To echo what many others have said, the Criterion blu-ray is an exemplary transfer, heightening the immediacy and power of the visuals when compared to the DVD.
The original script was entitled "Crusaders," which is also the name of the eighth and last chapter of this movie.
It's an arty film done in both Eastmancolor and b&w that's probably considered very un-PC in these post-Columbine (and other school tragedy) days.
The boys' college depicted, with its corporal punishment, poor food, multiple strict rules and sharply defined hierarchy, seems more suited to 1868 than a century later. The character played by Malcolm McDowell, who came to prominence with his maverick role here, is labeled "Guy Fawkes" by a classmate; a peg that fits the boy well, for anarchy is what Mick Travis "majors" in.
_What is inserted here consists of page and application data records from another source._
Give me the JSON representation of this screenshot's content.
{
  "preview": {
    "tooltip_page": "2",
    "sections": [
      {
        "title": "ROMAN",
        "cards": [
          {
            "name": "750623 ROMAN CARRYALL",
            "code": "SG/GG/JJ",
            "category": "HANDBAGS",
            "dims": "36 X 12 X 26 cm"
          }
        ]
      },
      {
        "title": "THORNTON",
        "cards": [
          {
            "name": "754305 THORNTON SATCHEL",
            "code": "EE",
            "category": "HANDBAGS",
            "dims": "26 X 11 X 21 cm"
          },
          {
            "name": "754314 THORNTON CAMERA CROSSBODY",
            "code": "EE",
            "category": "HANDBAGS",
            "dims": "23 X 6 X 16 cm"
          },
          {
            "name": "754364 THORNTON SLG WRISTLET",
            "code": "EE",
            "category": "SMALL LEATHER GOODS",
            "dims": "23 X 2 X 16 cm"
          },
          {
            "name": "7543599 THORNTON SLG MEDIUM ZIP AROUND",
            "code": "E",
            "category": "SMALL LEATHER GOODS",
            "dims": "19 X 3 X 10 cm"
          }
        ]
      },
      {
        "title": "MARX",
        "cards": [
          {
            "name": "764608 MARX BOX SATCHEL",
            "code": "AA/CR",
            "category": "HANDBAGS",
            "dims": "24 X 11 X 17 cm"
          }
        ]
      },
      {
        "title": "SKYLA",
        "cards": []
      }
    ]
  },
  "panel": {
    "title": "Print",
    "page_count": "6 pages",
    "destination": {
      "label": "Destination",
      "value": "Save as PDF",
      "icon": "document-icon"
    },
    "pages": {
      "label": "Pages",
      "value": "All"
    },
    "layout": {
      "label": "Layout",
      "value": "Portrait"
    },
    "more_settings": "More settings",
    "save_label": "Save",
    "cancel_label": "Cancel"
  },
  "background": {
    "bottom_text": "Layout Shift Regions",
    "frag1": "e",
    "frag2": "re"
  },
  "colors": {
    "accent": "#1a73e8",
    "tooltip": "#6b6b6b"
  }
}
It all seems so barbarically wrong. The parents of these children of wealth pay £643 per annum to have their sons harrassed, cold-showered, humiliated, whipped and browbeat into the sort of men who will one day send their own progeny to such a backward thinking institution.
Traditions set in stone are justified by the headmaster: "Those who are given most also have most to give." It's a miserable life for otherwise privileged kids, but rebellious Mick has his own agenda, a way to fight back that's ironically foretold in a Bible passage heard during a Sunday sermon. He and three other "Crusaders" set off a smoke bomb under the floorboards of their venerable school chapel, and await from rooftop perches a panicked exiting crowd of mostly elders....if....
This movie is also available on a Criterion Collection DVD.